When it comes to awards shows, we’ve got home viewing down to a science: booze, chips, and quickly pausing the TiVo on pissy facial expressions and unexpected nip slips. But we’d always been curious how the viewer experience compares to attending the show. So we were stoked to be tottering toward the Shrine Auditorium in L.A. on Tuesday night, with tickets in hand, ready to watch the BET Awards in person. Would we bump into anyone at the cash bar or pass toilet paper to Ashanti under the stall door? And most important, could we sit through an entire televised event without the comfort of our sweatpants? The answers: Yes, no, and… sort of.
Interestingly, when sitting in the auditorium as attendees, the actual awards felt beside the point. We’d assumed we were in for an enhanced version of the at-home experience: performances requiring us to stab forks into our hands just to keep ourselves awake, and that thrilling split-second between the opening of the envelope and the reading of the winner’s name, during which we’d gnaw our fingernails to the cuticle. Instead, it was the opposite. Granted, the Academy Awards might be different, because 90 percent of Oscar-nominated songs are gag-worthy — plus, Amy Adams got no backdrop, whereas T-Pain got a whole circus set on Tuesday — but the ten or so BET musical acts seriously ruled.
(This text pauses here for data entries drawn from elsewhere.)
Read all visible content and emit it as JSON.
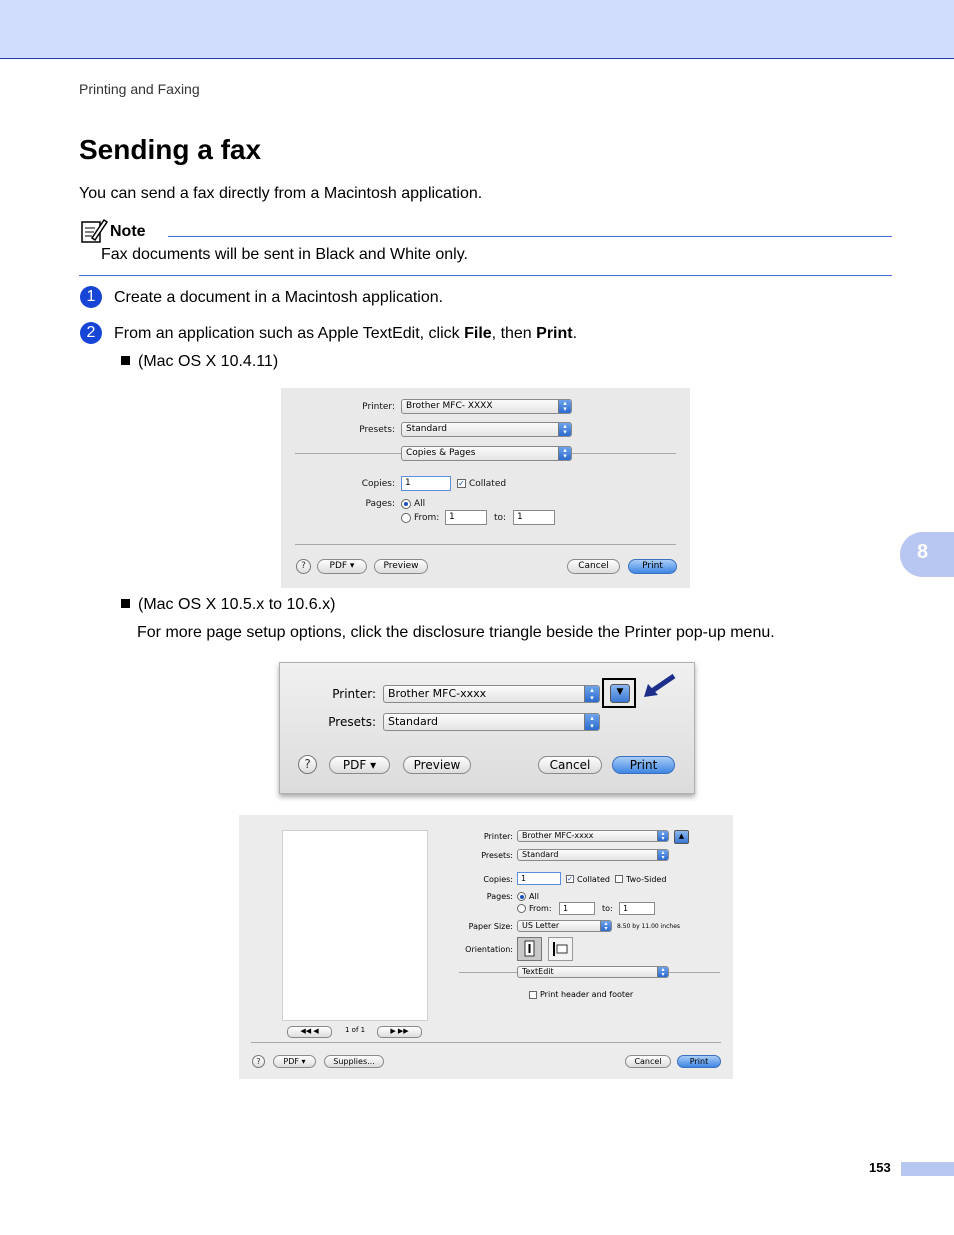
{
  "header": {
    "breadcrumb": "Printing and Faxing"
  },
  "title": "Sending a fax",
  "intro": "You can send a fax directly from a Macintosh application.",
  "note": {
    "label": "Note",
    "text": "Fax documents will be sent in Black and White only."
  },
  "steps": [
    {
      "num": "1",
      "text": "Create a document in a Macintosh application."
    },
    {
      "num": "2",
      "text_pre": "From an application such as Apple TextEdit, click ",
      "bold1": "File",
      "text_mid": ", then ",
      "bold2": "Print",
      "text_post": "."
    }
  ],
  "bullets": [
    {
      "text": "(Mac OS X 10.4.11)"
    },
    {
      "text": "(Mac OS X 10.5.x to 10.6.x)"
    }
  ],
  "para": "For more page setup options, click the disclosure triangle beside the Printer pop-up menu.",
  "side_tab": "8",
  "page_number": "153",
  "dialog1": {
    "printer_label": "Printer:",
    "printer_value": "Brother MFC- XXXX",
    "presets_label": "Presets:",
    "presets_value": "Standard",
    "panel_value": "Copies & Pages",
    "copies_label": "Copies:",
    "copies_value": "1",
    "collated_label": "Collated",
    "pages_label": "Pages:",
    "all_label": "All",
    "from_label": "From:",
    "from_value": "1",
    "to_label": "to:",
    "to_value": "1",
    "help": "?",
    "pdf": "PDF ▾",
    "preview": "Preview",
    "cancel": "Cancel",
    "print": "Print"
  },
  "dialog2": {
    "printer_label": "Printer:",
    "printer_value": "Brother MFC-xxxx",
    "presets_label": "Presets:",
    "presets_value": "Standard",
    "disclosure": "▼",
    "help": "?",
    "pdf": "PDF ▾",
    "preview": "Preview",
    "cancel": "Cancel",
    "print": "Print"
  },
  "dialog3": {
    "printer_label": "Printer:",
    "printer_value": "Brother MFC-xxxx",
    "presets_label": "Presets:",
    "presets_value": "Standard",
    "copies_label": "Copies:",
    "copies_value": "1",
    "collated_label": "Collated",
    "twosided_label": "Two-Sided",
    "pages_label": "Pages:",
    "all_label": "All",
    "from_label": "From:",
    "from_value": "1",
    "to_label": "to:",
    "to_value": "1",
    "papersize_label": "Paper Size:",
    "papersize_value": "US Letter",
    "papersize_dims": "8.50 by 11.00 inches",
    "orientation_label": "Orientation:",
    "panel_value": "TextEdit",
    "header_footer_label": "Print header and footer",
    "page_indicator": "1 of 1",
    "help": "?",
    "pdf": "PDF ▾",
    "supplies": "Supplies...",
    "cancel": "Cancel",
    "print": "Print"
  }
}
The 13-year-olds inside us are still squealing at seeing En Vogue perform with Alicia Keys, and you can’t beat hearing 5,000 people sing “Let’s Stay Together” in chorus with Al Green.
So it’s understandable that the crowd’s energy petered out when it came time to present a statuette, because really, that was just a good opportunity to rest your feet between songs. The guy in front of us completely ignored anything without music in favor of reading WWE sites on his BlackBerry, and the security guards spent Quincy Jones’s acceptance speech discussing how hot Queen Latifah looked (they had a point). Little wonder that, of the sixteen categories our programs promised, only seven actually happened during the show. Even the nominees seemed to care less about winning — or listening to host D.L. Hughley’s tired banter — than about the concert aspect, with Rihanna’s most-enthusiastic ovation going to T-Pain’s performance with Big Boi and Ludacris.
Given how chill these things come across on television, we were surprised that during the live show’s commercial breaks, mayhem reigned. People ran around gossiping until the last possible second, forcing the mob of security guards to frantically hustle them back to their seats with five seconds to spare. A loudspeaker beseeched seat-fillers to get up so that, say, Nelly, wouldn’t have to cop a squat on the floor. At one point we saw security deny seats to a guy in a giant mascot head — complete with faux-blinged grill — and two pals, only to spy one of them onstage ten minutes later standing behind Lil Wayne. “What the hell is he doing up there?” the guard muttered, paging his comrades backstage. “And WHY is he wearing a jacket when it’s 100 degrees?” Two good questions that tragically went unanswered.
But it was at the beginning of the festivities that we learned the most important lesson of all: Gabrielle Union is way smarter than we are. While quaffing Preshow Beer #2, we spied the actress grabbing some liquid courage with her girlfriends — a strapless bra peeking out of the top of her flowing, probably panty-unfriendly white dress — and overheard her confessing that she’d also brought snacks. She had the right idea. The run time was a par-for-the-course three hours, but we underestimated how loudly our Bud-lined stomachs would be growling at the 90-minute mark. No wonder celebrities always go to In-N-Out Burger after the Oscars: If you’ve been living on twigs to fit into your dress, by the time the whole shebang is over you’re probably ready to eat your date’s arm. That postshow Big Mac was the best thing we’ve ever tasted, but as God is our witness, we’ll never watch an awards show without munchies again. Score at least one for watching from home. —The Fug Girls